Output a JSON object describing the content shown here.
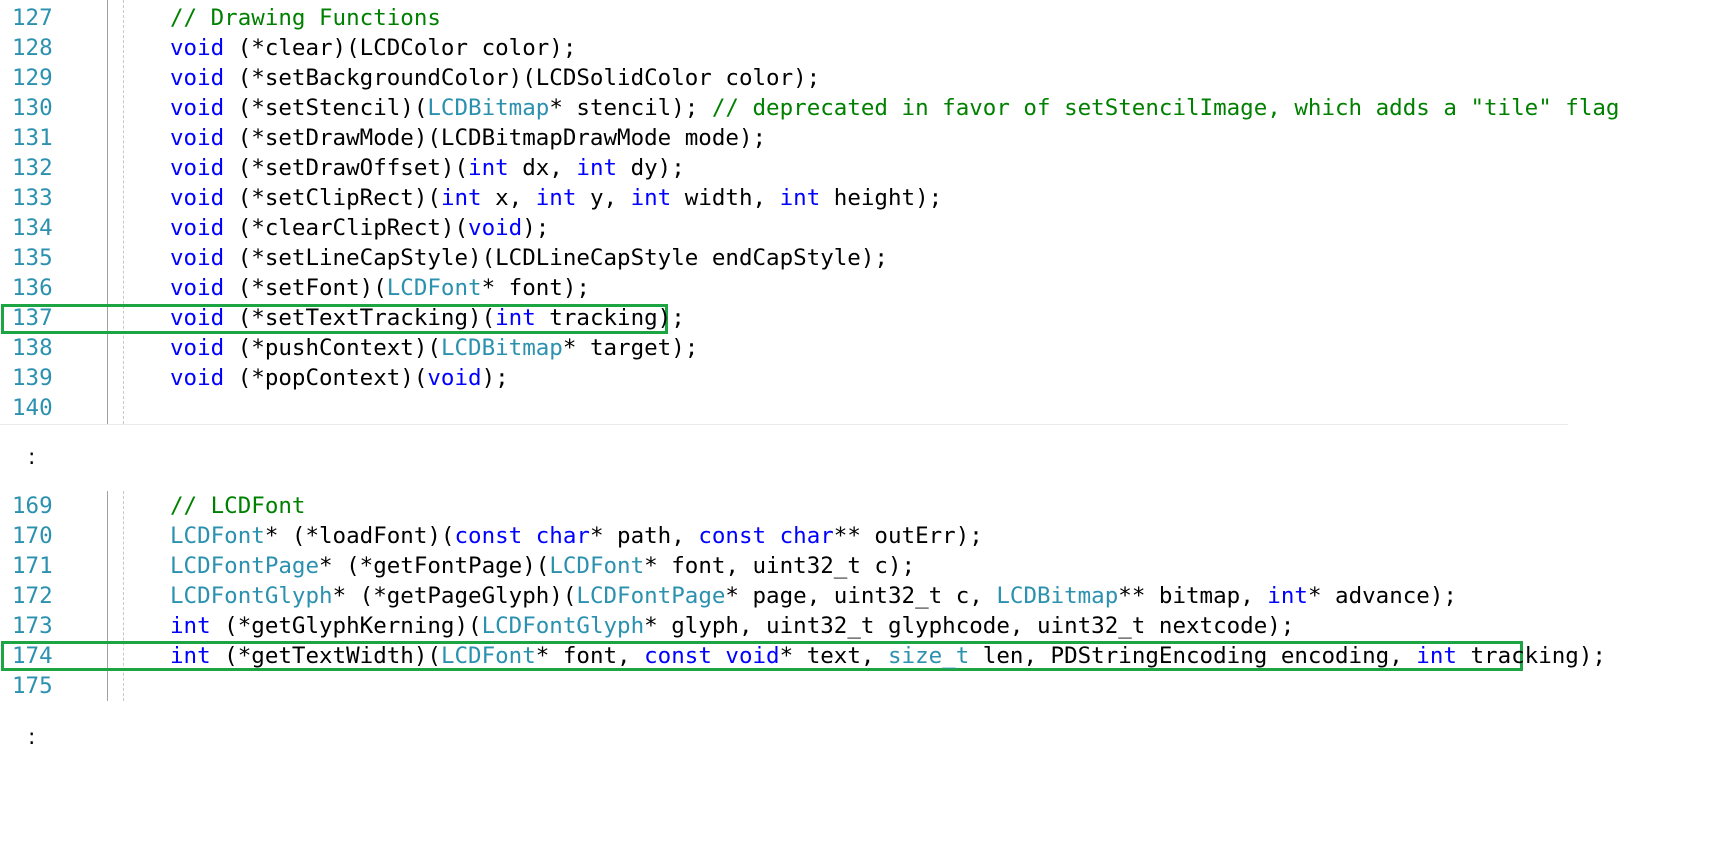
{
  "colors": {
    "keyword": "#0000ff",
    "type": "#2b91af",
    "comment": "#008000",
    "line_number": "#2b91af",
    "highlight_box": "#1ea543"
  },
  "ellipsis_symbol": ":",
  "blocks": [
    {
      "id": "block-1",
      "highlighted_line": "137",
      "lines": [
        {
          "num": "127",
          "tokens": [
            [
              "cm",
              "// Drawing Functions"
            ]
          ]
        },
        {
          "num": "128",
          "tokens": [
            [
              "kw",
              "void"
            ],
            [
              "pl",
              " (*clear)(LCDColor color);"
            ]
          ]
        },
        {
          "num": "129",
          "tokens": [
            [
              "kw",
              "void"
            ],
            [
              "pl",
              " (*setBackgroundColor)(LCDSolidColor color);"
            ]
          ]
        },
        {
          "num": "130",
          "tokens": [
            [
              "kw",
              "void"
            ],
            [
              "pl",
              " (*setStencil)("
            ],
            [
              "ty",
              "LCDBitmap"
            ],
            [
              "pl",
              "* stencil); "
            ],
            [
              "cm",
              "// deprecated in favor of setStencilImage, which adds a \"tile\" flag"
            ]
          ]
        },
        {
          "num": "131",
          "tokens": [
            [
              "kw",
              "void"
            ],
            [
              "pl",
              " (*setDrawMode)(LCDBitmapDrawMode mode);"
            ]
          ]
        },
        {
          "num": "132",
          "tokens": [
            [
              "kw",
              "void"
            ],
            [
              "pl",
              " (*setDrawOffset)("
            ],
            [
              "kw",
              "int"
            ],
            [
              "pl",
              " dx, "
            ],
            [
              "kw",
              "int"
            ],
            [
              "pl",
              " dy);"
            ]
          ]
        },
        {
          "num": "133",
          "tokens": [
            [
              "kw",
              "void"
            ],
            [
              "pl",
              " (*setClipRect)("
            ],
            [
              "kw",
              "int"
            ],
            [
              "pl",
              " x, "
            ],
            [
              "kw",
              "int"
            ],
            [
              "pl",
              " y, "
            ],
            [
              "kw",
              "int"
            ],
            [
              "pl",
              " width, "
            ],
            [
              "kw",
              "int"
            ],
            [
              "pl",
              " height);"
            ]
          ]
        },
        {
          "num": "134",
          "tokens": [
            [
              "kw",
              "void"
            ],
            [
              "pl",
              " (*clearClipRect)("
            ],
            [
              "kw",
              "void"
            ],
            [
              "pl",
              ");"
            ]
          ]
        },
        {
          "num": "135",
          "tokens": [
            [
              "kw",
              "void"
            ],
            [
              "pl",
              " (*setLineCapStyle)(LCDLineCapStyle endCapStyle);"
            ]
          ]
        },
        {
          "num": "136",
          "tokens": [
            [
              "kw",
              "void"
            ],
            [
              "pl",
              " (*setFont)("
            ],
            [
              "ty",
              "LCDFont"
            ],
            [
              "pl",
              "* font);"
            ]
          ]
        },
        {
          "num": "137",
          "tokens": [
            [
              "kw",
              "void"
            ],
            [
              "pl",
              " (*setTextTracking)("
            ],
            [
              "kw",
              "int"
            ],
            [
              "pl",
              " tracking);"
            ]
          ]
        },
        {
          "num": "138",
          "tokens": [
            [
              "kw",
              "void"
            ],
            [
              "pl",
              " (*pushContext)("
            ],
            [
              "ty",
              "LCDBitmap"
            ],
            [
              "pl",
              "* target);"
            ]
          ]
        },
        {
          "num": "139",
          "tokens": [
            [
              "kw",
              "void"
            ],
            [
              "pl",
              " (*popContext)("
            ],
            [
              "kw",
              "void"
            ],
            [
              "pl",
              ");"
            ]
          ]
        },
        {
          "num": "140",
          "tokens": []
        }
      ]
    },
    {
      "id": "block-2",
      "highlighted_line": "174",
      "lines": [
        {
          "num": "169",
          "tokens": [
            [
              "cm",
              "// LCDFont"
            ]
          ]
        },
        {
          "num": "170",
          "tokens": [
            [
              "ty",
              "LCDFont"
            ],
            [
              "pl",
              "* (*loadFont)("
            ],
            [
              "kw",
              "const"
            ],
            [
              "pl",
              " "
            ],
            [
              "kw",
              "char"
            ],
            [
              "pl",
              "* path, "
            ],
            [
              "kw",
              "const"
            ],
            [
              "pl",
              " "
            ],
            [
              "kw",
              "char"
            ],
            [
              "pl",
              "** outErr);"
            ]
          ]
        },
        {
          "num": "171",
          "tokens": [
            [
              "ty",
              "LCDFontPage"
            ],
            [
              "pl",
              "* (*getFontPage)("
            ],
            [
              "ty",
              "LCDFont"
            ],
            [
              "pl",
              "* font, uint32_t c);"
            ]
          ]
        },
        {
          "num": "172",
          "tokens": [
            [
              "ty",
              "LCDFontGlyph"
            ],
            [
              "pl",
              "* (*getPageGlyph)("
            ],
            [
              "ty",
              "LCDFontPage"
            ],
            [
              "pl",
              "* page, uint32_t c, "
            ],
            [
              "ty",
              "LCDBitmap"
            ],
            [
              "pl",
              "** bitmap, "
            ],
            [
              "kw",
              "int"
            ],
            [
              "pl",
              "* advance);"
            ]
          ]
        },
        {
          "num": "173",
          "tokens": [
            [
              "kw",
              "int"
            ],
            [
              "pl",
              " (*getGlyphKerning)("
            ],
            [
              "ty",
              "LCDFontGlyph"
            ],
            [
              "pl",
              "* glyph, uint32_t glyphcode, uint32_t nextcode);"
            ]
          ]
        },
        {
          "num": "174",
          "tokens": [
            [
              "kw",
              "int"
            ],
            [
              "pl",
              " (*getTextWidth)("
            ],
            [
              "ty",
              "LCDFont"
            ],
            [
              "pl",
              "* font, "
            ],
            [
              "kw",
              "const"
            ],
            [
              "pl",
              " "
            ],
            [
              "kw",
              "void"
            ],
            [
              "pl",
              "* text, "
            ],
            [
              "ty",
              "size_t"
            ],
            [
              "pl",
              " len, PDStringEncoding encoding, "
            ],
            [
              "kw",
              "int"
            ],
            [
              "pl",
              " tracking);"
            ]
          ]
        },
        {
          "num": "175",
          "tokens": []
        }
      ]
    }
  ]
}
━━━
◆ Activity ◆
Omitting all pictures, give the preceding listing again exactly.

◆ Response below ◆
Output a JSON object describing the content shown here.
{
  "colors": {
    "keyword": "#0000ff",
    "type": "#2b91af",
    "comment": "#008000",
    "line_number": "#2b91af",
    "highlight_box": "#1ea543"
  },
  "ellipsis_symbol": ":",
  "blocks": [
    {
      "id": "block-1",
      "highlighted_line": "137",
      "lines": [
        {
          "num": "127",
          "tokens": [
            [
              "cm",
              "// Drawing Functions"
            ]
          ]
        },
        {
          "num": "128",
          "tokens": [
            [
              "kw",
              "void"
            ],
            [
              "pl",
              " (*clear)(LCDColor color);"
            ]
          ]
        },
        {
          "num": "129",
          "tokens": [
            [
              "kw",
              "void"
            ],
            [
              "pl",
              " (*setBackgroundColor)(LCDSolidColor color);"
            ]
          ]
        },
        {
          "num": "130",
          "tokens": [
            [
              "kw",
              "void"
            ],
            [
              "pl",
              " (*setStencil)("
            ],
            [
              "ty",
              "LCDBitmap"
            ],
            [
              "pl",
              "* stencil); "
            ],
            [
              "cm",
              "// deprecated in favor of setStencilImage, which adds a \"tile\" flag"
            ]
          ]
        },
        {
          "num": "131",
          "tokens": [
            [
              "kw",
              "void"
            ],
            [
              "pl",
              " (*setDrawMode)(LCDBitmapDrawMode mode);"
            ]
          ]
        },
        {
          "num": "132",
          "tokens": [
            [
              "kw",
              "void"
            ],
            [
              "pl",
              " (*setDrawOffset)("
            ],
            [
              "kw",
              "int"
            ],
            [
              "pl",
              " dx, "
            ],
            [
              "kw",
              "int"
            ],
            [
              "pl",
              " dy);"
            ]
          ]
        },
        {
          "num": "133",
          "tokens": [
            [
              "kw",
              "void"
            ],
            [
              "pl",
              " (*setClipRect)("
            ],
            [
              "kw",
              "int"
            ],
            [
              "pl",
              " x, "
            ],
            [
              "kw",
              "int"
            ],
            [
              "pl",
              " y, "
            ],
            [
              "kw",
              "int"
            ],
            [
              "pl",
              " width, "
            ],
            [
              "kw",
              "int"
            ],
            [
              "pl",
              " height);"
            ]
          ]
        },
        {
          "num": "134",
          "tokens": [
            [
              "kw",
              "void"
            ],
            [
              "pl",
              " (*clearClipRect)("
            ],
            [
              "kw",
              "void"
            ],
            [
              "pl",
              ");"
            ]
          ]
        },
        {
          "num": "135",
          "tokens": [
            [
              "kw",
              "void"
            ],
            [
              "pl",
              " (*setLineCapStyle)(LCDLineCapStyle endCapStyle);"
            ]
          ]
        },
        {
          "num": "136",
          "tokens": [
            [
              "kw",
              "void"
            ],
            [
              "pl",
              " (*setFont)("
            ],
            [
              "ty",
              "LCDFont"
            ],
            [
              "pl",
              "* font);"
            ]
          ]
        },
        {
          "num": "137",
          "tokens": [
            [
              "kw",
              "void"
            ],
            [
              "pl",
              " (*setTextTracking)("
            ],
            [
              "kw",
              "int"
            ],
            [
              "pl",
              " tracking);"
            ]
          ]
        },
        {
          "num": "138",
          "tokens": [
            [
              "kw",
              "void"
            ],
            [
              "pl",
              " (*pushContext)("
            ],
            [
              "ty",
              "LCDBitmap"
            ],
            [
              "pl",
              "* target);"
            ]
          ]
        },
        {
          "num": "139",
          "tokens": [
            [
              "kw",
              "void"
            ],
            [
              "pl",
              " (*popContext)("
            ],
            [
              "kw",
              "void"
            ],
            [
              "pl",
              ");"
            ]
          ]
        },
        {
          "num": "140",
          "tokens": []
        }
      ]
    },
    {
      "id": "block-2",
      "highlighted_line": "174",
      "lines": [
        {
          "num": "169",
          "tokens": [
            [
              "cm",
              "// LCDFont"
            ]
          ]
        },
        {
          "num": "170",
          "tokens": [
            [
              "ty",
              "LCDFont"
            ],
            [
              "pl",
              "* (*loadFont)("
            ],
            [
              "kw",
              "const"
            ],
            [
              "pl",
              " "
            ],
            [
              "kw",
              "char"
            ],
            [
              "pl",
              "* path, "
            ],
            [
              "kw",
              "const"
            ],
            [
              "pl",
              " "
            ],
            [
              "kw",
              "char"
            ],
            [
              "pl",
              "** outErr);"
            ]
          ]
        },
        {
          "num": "171",
          "tokens": [
            [
              "ty",
              "LCDFontPage"
            ],
            [
              "pl",
              "* (*getFontPage)("
            ],
            [
              "ty",
              "LCDFont"
            ],
            [
              "pl",
              "* font, uint32_t c);"
            ]
          ]
        },
        {
          "num": "172",
          "tokens": [
            [
              "ty",
              "LCDFontGlyph"
            ],
            [
              "pl",
              "* (*getPageGlyph)("
            ],
            [
              "ty",
              "LCDFontPage"
            ],
            [
              "pl",
              "* page, uint32_t c, "
            ],
            [
              "ty",
              "LCDBitmap"
            ],
            [
              "pl",
              "** bitmap, "
            ],
            [
              "kw",
              "int"
            ],
            [
              "pl",
              "* advance);"
            ]
          ]
        },
        {
          "num": "173",
          "tokens": [
            [
              "kw",
              "int"
            ],
            [
              "pl",
              " (*getGlyphKerning)("
            ],
            [
              "ty",
              "LCDFontGlyph"
            ],
            [
              "pl",
              "* glyph, uint32_t glyphcode, uint32_t nextcode);"
            ]
          ]
        },
        {
          "num": "174",
          "tokens": [
            [
              "kw",
              "int"
            ],
            [
              "pl",
              " (*getTextWidth)("
            ],
            [
              "ty",
              "LCDFont"
            ],
            [
              "pl",
              "* font, "
            ],
            [
              "kw",
              "const"
            ],
            [
              "pl",
              " "
            ],
            [
              "kw",
              "void"
            ],
            [
              "pl",
              "* text, "
            ],
            [
              "ty",
              "size_t"
            ],
            [
              "pl",
              " len, PDStringEncoding encoding, "
            ],
            [
              "kw",
              "int"
            ],
            [
              "pl",
              " tracking);"
            ]
          ]
        },
        {
          "num": "175",
          "tokens": []
        }
      ]
    }
  ]
}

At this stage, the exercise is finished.